U.S. stock index futures gained, pointing to a firmer start for Wall Street on Monday. Futures for the Dow Jones, the S&P 500 and the Nasdaq Composite were up 0.4 to 0.6 percent by 4.09 a.m. ET.

The Commerce Department is set to release February personal income and consumption data at 8.30 a.m. Economists in a Reuters survey expect a 0.1 percent rise in income and a 0.3 percent increase in spending. In January, income rose 0.1 percent and spending was up 0.5 percent.

Hynix Semiconductor <000660.KS>, the world's second-biggest memory chip maker, said on Monday that global memory chip supply remained very tight and stronger than expected market conditions would continue into the second quarter.

Dallas Fed issues March Texas Manufacturing Index. In February the index read -0.1.

The Federal Deposit Insurance Corp is not yet on board with Washington Mutual Inc's bankruptcy reorganization plan, including a massive tax refund to JPMorgan Chase & Co , according to the company and a Wall Street Journal report.

It looks like some U.S. customers who preorder Apple Inc's new iPad tablet computer now may have to wait a bit longer to get the device, as the company appears to be having a hard time keeping up with demand.

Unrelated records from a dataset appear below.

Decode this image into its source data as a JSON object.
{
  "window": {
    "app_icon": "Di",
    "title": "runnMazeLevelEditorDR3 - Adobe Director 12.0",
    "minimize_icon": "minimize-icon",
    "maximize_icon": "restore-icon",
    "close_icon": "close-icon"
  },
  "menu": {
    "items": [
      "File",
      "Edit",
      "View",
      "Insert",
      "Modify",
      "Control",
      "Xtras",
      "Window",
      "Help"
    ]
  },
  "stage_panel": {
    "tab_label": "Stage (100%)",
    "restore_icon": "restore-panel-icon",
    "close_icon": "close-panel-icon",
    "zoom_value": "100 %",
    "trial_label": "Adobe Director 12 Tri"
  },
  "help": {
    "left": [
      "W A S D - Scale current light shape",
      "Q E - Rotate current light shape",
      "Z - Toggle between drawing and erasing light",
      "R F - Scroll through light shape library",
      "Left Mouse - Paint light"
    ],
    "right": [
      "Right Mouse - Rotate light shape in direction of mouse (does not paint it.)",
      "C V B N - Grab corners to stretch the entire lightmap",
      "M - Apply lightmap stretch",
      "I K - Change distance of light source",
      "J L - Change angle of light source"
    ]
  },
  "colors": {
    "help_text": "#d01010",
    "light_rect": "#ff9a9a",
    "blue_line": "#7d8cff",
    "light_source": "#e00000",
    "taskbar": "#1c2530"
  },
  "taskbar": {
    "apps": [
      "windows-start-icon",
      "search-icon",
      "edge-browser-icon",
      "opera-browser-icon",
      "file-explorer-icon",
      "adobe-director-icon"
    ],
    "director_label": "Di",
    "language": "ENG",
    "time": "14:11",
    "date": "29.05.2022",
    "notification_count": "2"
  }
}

Boeing Co completes ultimate-load wing test on its long-delayed 787 Dreamliner.

Zhejiang Geely Holding Group, China's largest private-run car maker, agreed on Sunday to buy Ford Motor's Volvo Swedish car business for $1.8 billion.

Citigroup Inc has expanded its budding hedge fund servicing team in London and New York by hiring 13 new employees, the Financial Times said.

SunPower Corp said it has finalized the acquisition of SunRay.

General Growth Properties Inc is getting closer to filing a bankruptcy exit plan, with its board planning to meet on Monday to give final approval to the proposal, sources familiar with the matter said.

The dollar lost ground to the Australian and New Zealand dollars in choppy trade driven largely by order-book cleaning ahead of the quarter-end.

European shares rose, boosted by mining stocks and the banking sector <.EU>. In Asia, Japan's Nikkei <.N225> dipped 0.1 percent, backing off an 18-month high hit last week as shares with high dividend yields such as Eisai <4523.T> fell after going ex-dividend <.T>.

The Dow and S&P ended flat on Friday, giving back earlier gains after the sinking of a South Korean naval ship, while tech shares' weakness kept the Nasdaq in slightly negative territory.

The Dow Jones industrial average <.DJI> rose 9.15 points, or 0.08 percent, to end at 10,850.36. The Standard & Poor's 500 Index <.SPX> inched up just 0.86 point, or 0.07 percent, to 1,166.59. But the Nasdaq Composite Index <.IXIC> slipped 2.28 points, or 0.10 percent, to close at 2,395.13.

(Reporting by Dominic Lau; Editing by Greg Mahlich)